“Intimacy begins with oneself. It does no good to try to find intimacy with friends, lovers, and family if you are starting out from alienation and division within yourself.” – Thomas Moore
Do you try to create intimacy with your partner and others who are important to you without first checking inside to see if you are connected with yourself? Do you believe that if only someone would love you and connect with you, then you would feel happy and full inside? Are you looking for someone else to complete you?
One of the major reasons that many relationships don’t work is because partners are alienated and divided within themselves, which comes from abandoning yourself rather than loving yourself.
My work is all about helping people learn how to love themselves so that they can share their love with others and experience the intimacy and connection that we all want and need.
“Intimacy begins with oneself.”
What does it mean to be intimate with yourself?

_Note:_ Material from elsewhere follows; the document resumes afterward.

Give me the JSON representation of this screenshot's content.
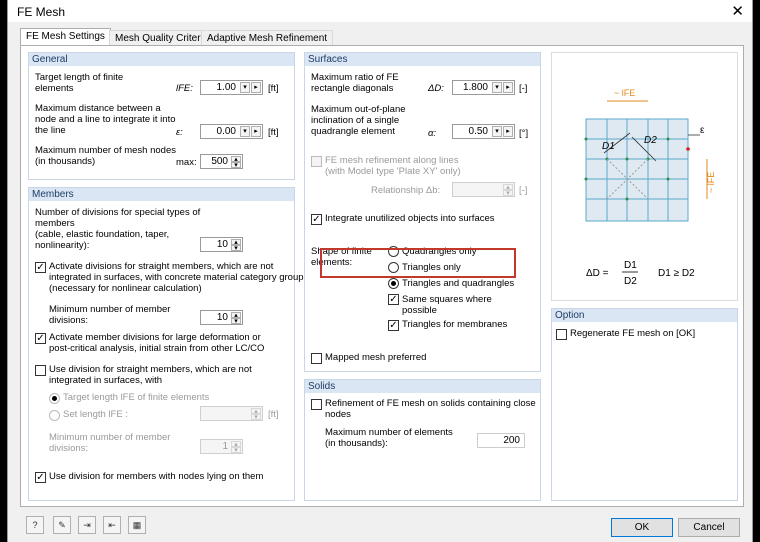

Intimacy with others is about feeling emotionally close and connected with them.It is about connecting from your heart rather than from your head. You can connect intellectually with others from your mind, but emotional intimacy is about a heart connection.
The same thing is true on the inner level. You cannot be intimate with yourself when you are focused in your mind rather than in your heart. Inner connection and the resulting inner intimacy occurs when you open your heart to your feelings with kindness, compassion and a desire to learn about what your feelings are telling you.
“Alienation and division with yourself” occurs when you disconnect from your heart and your feelings with some form of self-abandonment, such as judging yourself, turning to addictions to avoid your feelings, focusing in your head or making someone else responsible for your well-being, worth or sense of safety.
Years ago I used to wonder why I could not maintain intimacy with others. I had no idea about all the ways I was abandoning myself. I had no idea that my main intention was to avoid my feelings and avoid responsibility for them and to have control over how others felt about me. I didn’t realize how much I was judging myself and how awful that made me feel. I didn’t realize that turning to my various addictions – food, anger, judgmental-ness, caretaking or withdrawal – made me feel anxious and alone inside. I thought these painful feelings were being caused by others’ unloving-ness toward me.
It wasn’t until I started to practice Inner Bonding that I understood what I had been doing my whole life up until then. As I diligently practiced the Six Steps of Inner Bonding, I gradually learned to stay present in my body, mindful of my feelings, and to want to take responsibility for my feelings rather than avoid them. I gradually learned how to lovingly manage the deeper painful feelings of life that I had been avoiding my whole life – the loneliness, heartbreak and helplessness over others that plagued my childhood, and that I had learned to avoid with my self-abandonment.